  • Yes
  • You know I listened carefully but could not hear any Celine Dion so I’m going to go with prior to 1968…


  • Bonus Question from last month: The Erie Tribe, which lived along the southern shore of Lake Erie, was conquered and exterminated by the Iroquois confederacy during the Beaver Wars in 1655.
  • 🙂
  • Crikey, this took me two weeks. I wanted to take it seriously and I still couldn’t find the right answers.Is it true they didn’t answer the phone on the bridge that night?
  • Dear Dr. Bob, I just hope that you are not skeptical (OK sceptical) that the Titanic really sunk?
  • Gee that’s a second rate model ship in the photo. The one you can hire from here is much better – (and more realistic)
  • Gee, I thought this quiz would be tougher.
  • Ho hum
  • I hope I win.
  • I know that you believe you understand what you think I answered, but I’m not sure if you realise that what you read is not what i meant.
  • I quite enjoyed this one! It took me hours to find the answer to q.6 – I hope other people didn’t stumble over it in seconds.
  • I will try to think of some witty responses later in the month.
  • If I wrote the script for the Titanic, the movie would have been over in 45 minutes.”Oi, rich bitch fancy a shag”.”Alright, but don’t tell me boyfriend”.”What’s that?”.”An Iceberg”.”Shit””Gees, I’m cold”.BLUBB BLUBB BLUBBBFini
  • In Good Taste?Met him once, didn’t care for the company.
  • Ken Ham has his own security around his museum. No misbehavior will be tolerated!
  • Missed the October quiz, Dr Bob, due to an extended absence in France watching the Rugby World Cup and then recovering from the shock of the Wallabies losing same before my very eyes in Marseille. Talk about quelle bloody horreur.
  • My answers aren’t based on anything other than guesswork
  • My father, a long time mariner, wants to be buried at sea for the express purpose of preventing my mother from dancing on his grave. She says he’s only going to do it so that she can never eat fish and chips again.
  • My number be 731585. It is a very auspicious number, symbolising the spirit of the Sun’s hypoglycerinous circle of effervescent hypervalency, as transgressed through the cisternal perglobularity of the cosmic forces of metaphysical cucumber-shaped magical fields. Pity astro-numerology is not what it used to be…
  • thanks
  • thanks’ I’ll be back later

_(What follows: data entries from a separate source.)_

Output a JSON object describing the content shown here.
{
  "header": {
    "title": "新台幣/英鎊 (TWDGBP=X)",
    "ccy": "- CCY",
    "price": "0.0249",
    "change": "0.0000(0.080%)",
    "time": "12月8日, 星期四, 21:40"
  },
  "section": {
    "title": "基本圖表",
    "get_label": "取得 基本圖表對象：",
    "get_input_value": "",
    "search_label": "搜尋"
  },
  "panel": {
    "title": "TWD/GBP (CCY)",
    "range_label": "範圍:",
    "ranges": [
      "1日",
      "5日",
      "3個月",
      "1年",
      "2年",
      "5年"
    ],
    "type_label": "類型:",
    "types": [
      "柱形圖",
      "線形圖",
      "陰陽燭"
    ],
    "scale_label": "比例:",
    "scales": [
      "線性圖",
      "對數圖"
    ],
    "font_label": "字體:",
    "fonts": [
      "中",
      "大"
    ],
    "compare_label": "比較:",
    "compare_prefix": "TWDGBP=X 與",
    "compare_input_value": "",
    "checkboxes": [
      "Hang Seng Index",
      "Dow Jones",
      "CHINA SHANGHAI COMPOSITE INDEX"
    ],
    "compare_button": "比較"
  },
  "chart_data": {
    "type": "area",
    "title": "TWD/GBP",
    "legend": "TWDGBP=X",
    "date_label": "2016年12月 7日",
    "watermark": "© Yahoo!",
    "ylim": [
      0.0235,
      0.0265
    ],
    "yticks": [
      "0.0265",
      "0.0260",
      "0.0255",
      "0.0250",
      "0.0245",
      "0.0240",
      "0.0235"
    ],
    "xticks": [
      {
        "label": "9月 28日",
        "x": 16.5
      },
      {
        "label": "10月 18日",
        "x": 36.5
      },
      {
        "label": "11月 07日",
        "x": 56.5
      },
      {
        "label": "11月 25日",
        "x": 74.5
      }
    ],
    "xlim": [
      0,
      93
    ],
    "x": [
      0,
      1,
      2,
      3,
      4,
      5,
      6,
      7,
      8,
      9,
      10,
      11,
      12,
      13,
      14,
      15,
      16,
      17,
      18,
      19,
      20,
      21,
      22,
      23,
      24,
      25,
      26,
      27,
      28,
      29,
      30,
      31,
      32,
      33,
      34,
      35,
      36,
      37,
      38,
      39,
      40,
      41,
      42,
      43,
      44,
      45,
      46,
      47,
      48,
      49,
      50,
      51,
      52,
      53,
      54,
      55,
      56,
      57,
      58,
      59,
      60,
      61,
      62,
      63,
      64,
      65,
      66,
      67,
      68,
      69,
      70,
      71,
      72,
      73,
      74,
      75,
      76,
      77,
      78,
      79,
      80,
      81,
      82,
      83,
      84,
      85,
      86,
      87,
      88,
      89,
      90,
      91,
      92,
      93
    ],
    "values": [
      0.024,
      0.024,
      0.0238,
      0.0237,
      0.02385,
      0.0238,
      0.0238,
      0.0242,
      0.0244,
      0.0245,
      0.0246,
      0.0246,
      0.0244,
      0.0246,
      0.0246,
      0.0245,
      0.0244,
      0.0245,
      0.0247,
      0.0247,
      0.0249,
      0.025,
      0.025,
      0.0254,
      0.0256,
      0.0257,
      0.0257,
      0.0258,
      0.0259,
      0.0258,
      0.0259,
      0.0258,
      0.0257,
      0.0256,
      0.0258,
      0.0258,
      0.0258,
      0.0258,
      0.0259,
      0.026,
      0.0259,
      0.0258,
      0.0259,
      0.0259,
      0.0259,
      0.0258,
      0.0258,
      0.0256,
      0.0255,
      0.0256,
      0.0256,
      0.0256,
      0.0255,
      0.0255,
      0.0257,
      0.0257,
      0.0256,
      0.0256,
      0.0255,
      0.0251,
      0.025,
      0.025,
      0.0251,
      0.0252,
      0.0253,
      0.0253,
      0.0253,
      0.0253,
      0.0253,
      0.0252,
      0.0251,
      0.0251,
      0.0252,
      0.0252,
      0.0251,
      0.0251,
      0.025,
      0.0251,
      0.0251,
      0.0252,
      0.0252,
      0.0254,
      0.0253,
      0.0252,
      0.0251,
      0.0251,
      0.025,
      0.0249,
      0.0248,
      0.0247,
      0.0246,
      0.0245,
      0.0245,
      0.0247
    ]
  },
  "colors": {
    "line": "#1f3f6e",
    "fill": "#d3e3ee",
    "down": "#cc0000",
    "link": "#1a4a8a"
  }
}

  • The Titanic, again. How about a different ship, like the Mary Celeste?
  • This Titanic obsession is so, so ‘Y’ chromosome. How about something more girlie, like mass poisonings?

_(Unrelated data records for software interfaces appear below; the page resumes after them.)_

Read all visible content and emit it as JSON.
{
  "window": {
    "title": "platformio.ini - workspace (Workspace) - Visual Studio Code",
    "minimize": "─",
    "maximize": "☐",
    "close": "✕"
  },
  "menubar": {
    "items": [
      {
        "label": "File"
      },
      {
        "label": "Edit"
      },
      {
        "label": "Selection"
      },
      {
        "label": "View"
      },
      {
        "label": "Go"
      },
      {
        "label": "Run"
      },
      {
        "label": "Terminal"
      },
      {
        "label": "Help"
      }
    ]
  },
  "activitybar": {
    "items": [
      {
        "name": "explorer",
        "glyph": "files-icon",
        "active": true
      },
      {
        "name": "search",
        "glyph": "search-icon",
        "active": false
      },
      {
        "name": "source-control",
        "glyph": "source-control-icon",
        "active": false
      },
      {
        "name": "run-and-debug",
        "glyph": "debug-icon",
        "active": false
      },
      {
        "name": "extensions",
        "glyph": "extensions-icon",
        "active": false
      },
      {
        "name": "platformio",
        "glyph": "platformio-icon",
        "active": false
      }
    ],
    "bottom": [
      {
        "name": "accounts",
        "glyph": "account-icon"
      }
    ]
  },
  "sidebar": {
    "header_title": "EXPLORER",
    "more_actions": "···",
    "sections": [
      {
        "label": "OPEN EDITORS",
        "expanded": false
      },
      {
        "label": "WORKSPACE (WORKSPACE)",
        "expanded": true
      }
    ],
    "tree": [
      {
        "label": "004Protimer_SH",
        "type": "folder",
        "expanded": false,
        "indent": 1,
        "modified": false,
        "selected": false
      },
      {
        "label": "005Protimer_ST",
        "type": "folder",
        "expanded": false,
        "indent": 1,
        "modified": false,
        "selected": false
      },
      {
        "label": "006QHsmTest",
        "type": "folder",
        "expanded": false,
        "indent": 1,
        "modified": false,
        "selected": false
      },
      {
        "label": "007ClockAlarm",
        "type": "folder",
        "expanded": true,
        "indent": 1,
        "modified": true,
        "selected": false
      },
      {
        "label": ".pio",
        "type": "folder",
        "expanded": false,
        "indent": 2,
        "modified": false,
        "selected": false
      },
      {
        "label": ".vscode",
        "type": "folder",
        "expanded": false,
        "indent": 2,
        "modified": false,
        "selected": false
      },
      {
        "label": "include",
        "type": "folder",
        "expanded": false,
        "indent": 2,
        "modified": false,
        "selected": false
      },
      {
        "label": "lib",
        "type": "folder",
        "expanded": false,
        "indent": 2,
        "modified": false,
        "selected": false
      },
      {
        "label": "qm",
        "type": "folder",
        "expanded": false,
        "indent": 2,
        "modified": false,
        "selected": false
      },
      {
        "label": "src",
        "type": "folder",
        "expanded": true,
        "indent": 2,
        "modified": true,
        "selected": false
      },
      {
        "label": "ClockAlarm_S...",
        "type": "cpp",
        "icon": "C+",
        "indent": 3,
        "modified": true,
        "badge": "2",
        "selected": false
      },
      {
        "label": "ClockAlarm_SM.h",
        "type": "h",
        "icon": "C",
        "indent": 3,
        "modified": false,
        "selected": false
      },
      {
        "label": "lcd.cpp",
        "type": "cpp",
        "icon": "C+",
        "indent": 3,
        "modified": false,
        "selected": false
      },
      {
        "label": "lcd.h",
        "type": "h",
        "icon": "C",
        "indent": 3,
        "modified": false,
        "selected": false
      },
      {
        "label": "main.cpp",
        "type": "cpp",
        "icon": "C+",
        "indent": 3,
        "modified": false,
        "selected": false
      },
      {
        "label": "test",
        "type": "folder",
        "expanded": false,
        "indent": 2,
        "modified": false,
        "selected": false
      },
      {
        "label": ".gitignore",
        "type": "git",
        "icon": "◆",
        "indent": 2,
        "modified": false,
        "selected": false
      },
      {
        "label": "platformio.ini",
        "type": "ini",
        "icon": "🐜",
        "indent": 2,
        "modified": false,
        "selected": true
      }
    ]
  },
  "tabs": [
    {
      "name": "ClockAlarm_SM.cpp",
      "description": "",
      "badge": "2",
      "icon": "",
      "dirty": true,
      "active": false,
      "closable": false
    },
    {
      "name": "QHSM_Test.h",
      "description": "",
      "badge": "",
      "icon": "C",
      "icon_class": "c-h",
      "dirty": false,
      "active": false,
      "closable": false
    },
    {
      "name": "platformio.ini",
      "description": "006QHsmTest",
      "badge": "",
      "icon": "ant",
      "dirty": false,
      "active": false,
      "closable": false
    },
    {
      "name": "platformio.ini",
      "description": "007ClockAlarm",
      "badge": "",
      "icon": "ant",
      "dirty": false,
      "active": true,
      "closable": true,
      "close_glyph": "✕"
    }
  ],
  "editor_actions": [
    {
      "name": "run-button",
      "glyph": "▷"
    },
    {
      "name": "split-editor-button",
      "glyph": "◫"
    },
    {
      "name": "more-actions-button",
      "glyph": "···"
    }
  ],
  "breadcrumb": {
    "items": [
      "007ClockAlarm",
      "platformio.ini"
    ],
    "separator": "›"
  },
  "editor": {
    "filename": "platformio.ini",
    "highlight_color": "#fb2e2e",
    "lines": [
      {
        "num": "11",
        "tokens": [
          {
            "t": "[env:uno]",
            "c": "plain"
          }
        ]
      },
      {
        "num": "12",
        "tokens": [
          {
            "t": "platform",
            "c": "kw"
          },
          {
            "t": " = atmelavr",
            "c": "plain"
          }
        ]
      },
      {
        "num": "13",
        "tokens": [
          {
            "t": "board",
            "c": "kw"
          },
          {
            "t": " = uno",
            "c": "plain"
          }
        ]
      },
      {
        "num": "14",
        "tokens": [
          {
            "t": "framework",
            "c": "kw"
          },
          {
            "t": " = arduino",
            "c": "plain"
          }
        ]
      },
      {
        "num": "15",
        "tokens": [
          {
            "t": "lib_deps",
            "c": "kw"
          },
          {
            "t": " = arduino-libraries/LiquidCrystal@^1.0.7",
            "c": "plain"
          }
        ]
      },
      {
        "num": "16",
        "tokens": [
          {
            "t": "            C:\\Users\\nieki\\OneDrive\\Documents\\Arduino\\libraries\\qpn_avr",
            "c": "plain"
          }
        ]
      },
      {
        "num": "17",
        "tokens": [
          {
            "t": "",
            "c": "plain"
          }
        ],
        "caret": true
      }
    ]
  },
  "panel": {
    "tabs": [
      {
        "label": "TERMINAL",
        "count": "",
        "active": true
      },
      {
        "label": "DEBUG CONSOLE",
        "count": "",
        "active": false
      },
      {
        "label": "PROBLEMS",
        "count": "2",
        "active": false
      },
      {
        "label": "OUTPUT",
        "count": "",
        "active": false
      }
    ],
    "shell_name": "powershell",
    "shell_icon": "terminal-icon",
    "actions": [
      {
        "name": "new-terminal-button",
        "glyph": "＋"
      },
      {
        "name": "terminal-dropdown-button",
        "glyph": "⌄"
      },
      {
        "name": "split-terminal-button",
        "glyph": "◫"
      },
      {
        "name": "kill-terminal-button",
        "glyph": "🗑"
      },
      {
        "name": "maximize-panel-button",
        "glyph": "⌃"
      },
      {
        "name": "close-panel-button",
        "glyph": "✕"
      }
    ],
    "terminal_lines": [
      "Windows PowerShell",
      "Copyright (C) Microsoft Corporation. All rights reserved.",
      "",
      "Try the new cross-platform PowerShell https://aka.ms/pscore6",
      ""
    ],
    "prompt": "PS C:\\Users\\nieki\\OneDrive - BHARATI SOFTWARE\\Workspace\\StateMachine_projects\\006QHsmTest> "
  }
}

  • Titanic questions are always fun.
  • Who cares about baths! Tell us about the swimming pool in the basement!
  • Wikigooglicious!
  • If anyone uses the phrase Titanic waste of time in the comment section they should be banned for life.Wait, no, aaaaauuggghhhhhh!